When the Aegerters returned in late 2017, they made plans after the 20-day mission trip to embark for the Antarctic from Ushuaia, Argentina, the port city with the motto “Fin Del Mundo” — the End of the World.
“One of the fun things about traveling is having someone to share it with,” Jan said.
In July, the Aegerters will celebrate 40 years of marriage.

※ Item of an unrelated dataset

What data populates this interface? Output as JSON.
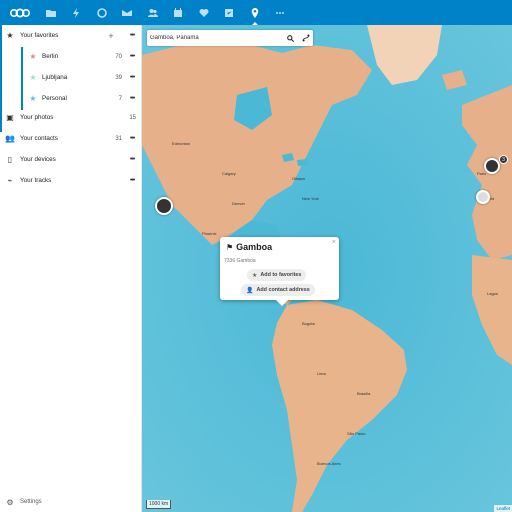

Jan has so far visited six continents (of seven) to Roger’s lowly four.
She has yet to visit Asia.
“I’ll get there,” she vowed.
The Antarctic tourism industry isn’t exactly booming — 11,339 Americans came ashore during the 2016-17 summer season, followed by 5,148 Chinese — but it’s still a major uptick from 1991, when only 6,400 total tourists visited the continent.
China in December even introduced a commercial flight from Hong Kong to the South Pole.
“It’s only going to become more popular as a destination,” Jan lamented.
“As long as I get to go, that’s OK,” she joked. “I don’t want other people to ruin it.”
Non-native species have already been introduced to the Antarctic, from micro-organisms and algae to fruit flies and even spiders.
The Aegerters spent three days on Antarctica, traveling between the main ship and land for just a few hours at a time.
“They tell you to wear waterproof everything,” Jan said. “My gloves got wet the first minute.”
They traveled there as “citizen scientists,” documenting birds and whales along the way, and uploading photos of clouds directly to NASA.
But technological advancements aside, the two-and-a-half-day cruise from Argentina to Antarctica still serves as a potent reminder of voyages made long ago.
The Drake Passage between South America and Antarctica is said to be the roughest water in the world to cross, according to Roger.
“The ship’s doctor got sick,” Jan said. “She spent the first 24 hours throwing up.”
Roger found he couldn’t sleep on his side — the rocking of the ship kept turning him over.
Afterward, Roger asked the ship’s crew to rank the turbulence on a scale of one to 10.
They answered “three.”
For her part, Jan didn’t have any trouble at all sleeping.
“They give you all the free wine you want,” she said.